## Study material
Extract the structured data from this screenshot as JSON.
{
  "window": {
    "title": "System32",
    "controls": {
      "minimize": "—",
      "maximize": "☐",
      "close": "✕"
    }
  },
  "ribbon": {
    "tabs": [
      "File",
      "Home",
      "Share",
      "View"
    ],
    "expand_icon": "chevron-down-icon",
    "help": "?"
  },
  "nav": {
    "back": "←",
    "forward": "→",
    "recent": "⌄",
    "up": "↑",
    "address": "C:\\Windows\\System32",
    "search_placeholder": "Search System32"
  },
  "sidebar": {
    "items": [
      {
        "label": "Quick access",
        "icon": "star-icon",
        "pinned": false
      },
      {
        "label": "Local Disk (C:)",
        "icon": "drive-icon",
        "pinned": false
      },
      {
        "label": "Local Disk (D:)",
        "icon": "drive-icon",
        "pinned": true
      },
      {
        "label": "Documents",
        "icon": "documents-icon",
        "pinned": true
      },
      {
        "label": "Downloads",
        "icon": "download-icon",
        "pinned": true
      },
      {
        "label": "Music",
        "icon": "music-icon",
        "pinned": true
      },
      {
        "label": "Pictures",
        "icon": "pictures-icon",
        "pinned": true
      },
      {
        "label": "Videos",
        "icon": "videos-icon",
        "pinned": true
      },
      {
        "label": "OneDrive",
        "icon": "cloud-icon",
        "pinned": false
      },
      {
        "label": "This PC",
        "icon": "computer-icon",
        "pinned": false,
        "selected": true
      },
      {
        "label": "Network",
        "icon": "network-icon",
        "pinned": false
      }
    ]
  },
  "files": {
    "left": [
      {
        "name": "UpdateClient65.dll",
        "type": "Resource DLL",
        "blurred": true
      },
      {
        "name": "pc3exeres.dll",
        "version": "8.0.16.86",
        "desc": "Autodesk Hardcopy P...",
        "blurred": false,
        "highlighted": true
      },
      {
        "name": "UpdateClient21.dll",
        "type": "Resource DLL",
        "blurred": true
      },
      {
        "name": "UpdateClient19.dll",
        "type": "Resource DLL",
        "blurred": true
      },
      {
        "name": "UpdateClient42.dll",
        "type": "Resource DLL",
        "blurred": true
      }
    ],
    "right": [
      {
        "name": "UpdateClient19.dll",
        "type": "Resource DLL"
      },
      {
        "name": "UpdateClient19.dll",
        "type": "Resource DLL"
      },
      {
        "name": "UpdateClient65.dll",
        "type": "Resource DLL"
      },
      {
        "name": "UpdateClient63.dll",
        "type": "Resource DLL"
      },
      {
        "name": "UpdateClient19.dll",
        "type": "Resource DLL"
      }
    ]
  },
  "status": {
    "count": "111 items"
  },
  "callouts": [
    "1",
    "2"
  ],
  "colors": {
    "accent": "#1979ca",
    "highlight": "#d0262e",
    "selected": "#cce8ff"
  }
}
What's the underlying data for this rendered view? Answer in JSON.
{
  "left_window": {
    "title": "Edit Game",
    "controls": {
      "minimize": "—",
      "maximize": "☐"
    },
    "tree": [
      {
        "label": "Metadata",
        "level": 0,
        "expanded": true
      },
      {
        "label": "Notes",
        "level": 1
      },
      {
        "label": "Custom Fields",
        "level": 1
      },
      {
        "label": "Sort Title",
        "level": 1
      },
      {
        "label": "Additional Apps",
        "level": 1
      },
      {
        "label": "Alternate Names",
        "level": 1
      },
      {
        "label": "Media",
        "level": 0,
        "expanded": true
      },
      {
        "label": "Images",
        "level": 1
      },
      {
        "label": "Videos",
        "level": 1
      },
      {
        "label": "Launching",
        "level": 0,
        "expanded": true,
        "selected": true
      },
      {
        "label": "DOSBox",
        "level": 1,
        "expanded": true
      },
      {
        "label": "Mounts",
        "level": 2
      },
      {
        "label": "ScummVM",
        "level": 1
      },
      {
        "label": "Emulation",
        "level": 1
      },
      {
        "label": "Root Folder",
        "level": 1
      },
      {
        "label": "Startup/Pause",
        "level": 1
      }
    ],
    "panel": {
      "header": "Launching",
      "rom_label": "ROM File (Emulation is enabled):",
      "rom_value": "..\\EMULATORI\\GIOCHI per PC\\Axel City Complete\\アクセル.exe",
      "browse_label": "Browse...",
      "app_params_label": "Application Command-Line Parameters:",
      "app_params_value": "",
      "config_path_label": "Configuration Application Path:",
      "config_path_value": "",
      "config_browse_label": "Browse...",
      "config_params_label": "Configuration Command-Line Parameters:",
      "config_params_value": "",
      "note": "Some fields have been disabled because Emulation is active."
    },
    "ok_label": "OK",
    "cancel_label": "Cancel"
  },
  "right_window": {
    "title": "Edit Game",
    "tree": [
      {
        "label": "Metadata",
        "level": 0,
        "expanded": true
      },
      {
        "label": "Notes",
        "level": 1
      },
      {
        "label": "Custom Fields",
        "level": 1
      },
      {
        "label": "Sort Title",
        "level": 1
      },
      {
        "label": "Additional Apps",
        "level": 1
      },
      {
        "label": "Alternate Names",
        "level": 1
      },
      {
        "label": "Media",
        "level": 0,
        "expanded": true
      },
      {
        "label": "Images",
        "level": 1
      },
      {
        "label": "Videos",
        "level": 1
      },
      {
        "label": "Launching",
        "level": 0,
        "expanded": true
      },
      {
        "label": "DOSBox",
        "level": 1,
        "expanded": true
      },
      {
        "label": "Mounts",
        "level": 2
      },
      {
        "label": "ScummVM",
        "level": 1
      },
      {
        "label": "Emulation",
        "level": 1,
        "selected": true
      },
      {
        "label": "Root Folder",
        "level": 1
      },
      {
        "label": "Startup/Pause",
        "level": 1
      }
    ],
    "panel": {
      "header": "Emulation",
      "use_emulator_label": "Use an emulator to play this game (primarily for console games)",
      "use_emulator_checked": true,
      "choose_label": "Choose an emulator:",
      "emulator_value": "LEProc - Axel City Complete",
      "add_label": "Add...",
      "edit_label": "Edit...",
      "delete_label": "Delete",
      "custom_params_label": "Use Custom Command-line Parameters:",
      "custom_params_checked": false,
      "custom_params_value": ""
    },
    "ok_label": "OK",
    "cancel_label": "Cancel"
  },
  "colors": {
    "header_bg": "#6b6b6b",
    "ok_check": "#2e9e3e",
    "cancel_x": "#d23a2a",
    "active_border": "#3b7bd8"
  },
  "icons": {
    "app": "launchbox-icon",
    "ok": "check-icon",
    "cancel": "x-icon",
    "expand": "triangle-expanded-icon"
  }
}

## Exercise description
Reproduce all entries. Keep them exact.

## Result of this task
Extract the structured data from this screenshot as JSON.
{
  "window": {
    "title": "System32",
    "controls": {
      "minimize": "—",
      "maximize": "☐",
      "close": "✕"
    }
  },
  "ribbon": {
    "tabs": [
      "File",
      "Home",
      "Share",
      "View"
    ],
    "expand_icon": "chevron-down-icon",
    "help": "?"
  },
  "nav": {
    "back": "←",
    "forward": "→",
    "recent": "⌄",
    "up": "↑",
    "address": "C:\\Windows\\System32",
    "search_placeholder": "Search System32"
  },
  "sidebar": {
    "items": [
      {
        "label": "Quick access",
        "icon": "star-icon",
        "pinned": false
      },
      {
        "label": "Local Disk (C:)",
        "icon": "drive-icon",
        "pinned": false
      },
      {
        "label": "Local Disk (D:)",
        "icon": "drive-icon",
        "pinned": true
      },
      {
        "label": "Documents",
        "icon": "documents-icon",
        "pinned": true
      },
      {
        "label": "Downloads",
        "icon": "download-icon",
        "pinned": true
      },
      {
        "label": "Music",
        "icon": "music-icon",
        "pinned": true
      },
      {
        "label": "Pictures",
        "icon": "pictures-icon",
        "pinned": true
      },
      {
        "label": "Videos",
        "icon": "videos-icon",
        "pinned": true
      },
      {
        "label": "OneDrive",
        "icon": "cloud-icon",
        "pinned": false
      },
      {
        "label": "This PC",
        "icon": "computer-icon",
        "pinned": false,
        "selected": true
      },
      {
        "label": "Network",
        "icon": "network-icon",
        "pinned": false
      }
    ]
  },
  "files": {
    "left": [
      {
        "name": "UpdateClient65.dll",
        "type": "Resource DLL",
        "blurred": true
      },
      {
        "name": "pc3exeres.dll",
        "version": "8.0.16.86",
        "desc": "Autodesk Hardcopy P...",
        "blurred": false,
        "highlighted": true
      },
      {
        "name": "UpdateClient21.dll",
        "type": "Resource DLL",
        "blurred": true
      },
      {
        "name": "UpdateClient19.dll",
        "type": "Resource DLL",
        "blurred": true
      },
      {
        "name": "UpdateClient42.dll",
        "type": "Resource DLL",
        "blurred": true
      }
    ],
    "right": [
      {
        "name": "UpdateClient19.dll",
        "type": "Resource DLL"
      },
      {
        "name": "UpdateClient19.dll",
        "type": "Resource DLL"
      },
      {
        "name": "UpdateClient65.dll",
        "type": "Resource DLL"
      },
      {
        "name": "UpdateClient63.dll",
        "type": "Resource DLL"
      },
      {
        "name": "UpdateClient19.dll",
        "type": "Resource DLL"
      }
    ]
  },
  "status": {
    "count": "111 items"
  },
  "callouts": [
    "1",
    "2"
  ],
  "colors": {
    "accent": "#1979ca",
    "highlight": "#d0262e",
    "selected": "#cce8ff"
  }
}
What's the underlying data for this rendered view? Answer in JSON.
{
  "left_window": {
    "title": "Edit Game",
    "controls": {
      "minimize": "—",
      "maximize": "☐"
    },
    "tree": [
      {
        "label": "Metadata",
        "level": 0,
        "expanded": true
      },
      {
        "label": "Notes",
        "level": 1
      },
      {
        "label": "Custom Fields",
        "level": 1
      },
      {
        "label": "Sort Title",
        "level": 1
      },
      {
        "label": "Additional Apps",
        "level": 1
      },
      {
        "label": "Alternate Names",
        "level": 1
      },
      {
        "label": "Media",
        "level": 0,
        "expanded": true
      },
      {
        "label": "Images",
        "level": 1
      },
      {
        "label": "Videos",
        "level": 1
      },
      {
        "label": "Launching",
        "level": 0,
        "expanded": true,
        "selected": true
      },
      {
        "label": "DOSBox",
        "level": 1,
        "expanded": true
      },
      {
        "label": "Mounts",
        "level": 2
      },
      {
        "label": "ScummVM",
        "level": 1
      },
      {
        "label": "Emulation",
        "level": 1
      },
      {
        "label": "Root Folder",
        "level": 1
      },
      {
        "label": "Startup/Pause",
        "level": 1
      }
    ],
    "panel": {
      "header": "Launching",
      "rom_label": "ROM File (Emulation is enabled):",
      "rom_value": "..\\EMULATORI\\GIOCHI per PC\\Axel City Complete\\アクセル.exe",
      "browse_label": "Browse...",
      "app_params_label": "Application Command-Line Parameters:",
      "app_params_value": "",
      "config_path_label": "Configuration Application Path:",
      "config_path_value": "",
      "config_browse_label": "Browse...",
      "config_params_label": "Configuration Command-Line Parameters:",
      "config_params_value": "",
      "note": "Some fields have been disabled because Emulation is active."
    },
    "ok_label": "OK",
    "cancel_label": "Cancel"
  },
  "right_window": {
    "title": "Edit Game",
    "tree": [
      {
        "label": "Metadata",
        "level": 0,
        "expanded": true
      },
      {
        "label": "Notes",
        "level": 1
      },
      {
        "label": "Custom Fields",
        "level": 1
      },
      {
        "label": "Sort Title",
        "level": 1
      },
      {
        "label": "Additional Apps",
        "level": 1
      },
      {
        "label": "Alternate Names",
        "level": 1
      },
      {
        "label": "Media",
        "level": 0,
        "expanded": true
      },
      {
        "label": "Images",
        "level": 1
      },
      {
        "label": "Videos",
        "level": 1
      },
      {
        "label": "Launching",
        "level": 0,
        "expanded": true
      },
      {
        "label": "DOSBox",
        "level": 1,
        "expanded": true
      },
      {
        "label": "Mounts",
        "level": 2
      },
      {
        "label": "ScummVM",
        "level": 1
      },
      {
        "label": "Emulation",
        "level": 1,
        "selected": true
      },
      {
        "label": "Root Folder",
        "level": 1
      },
      {
        "label": "Startup/Pause",
        "level": 1
      }
    ],
    "panel": {
      "header": "Emulation",
      "use_emulator_label": "Use an emulator to play this game (primarily for console games)",
      "use_emulator_checked": true,
      "choose_label": "Choose an emulator:",
      "emulator_value": "LEProc - Axel City Complete",
      "add_label": "Add...",
      "edit_label": "Edit...",
      "delete_label": "Delete",
      "custom_params_label": "Use Custom Command-line Parameters:",
      "custom_params_checked": false,
      "custom_params_value": ""
    },
    "ok_label": "OK",
    "cancel_label": "Cancel"
  },
  "colors": {
    "header_bg": "#6b6b6b",
    "ok_check": "#2e9e3e",
    "cancel_x": "#d23a2a",
    "active_border": "#3b7bd8"
  },
  "icons": {
    "app": "launchbox-icon",
    "ok": "check-icon",
    "cancel": "x-icon",
    "expand": "triangle-expanded-icon"
  }
}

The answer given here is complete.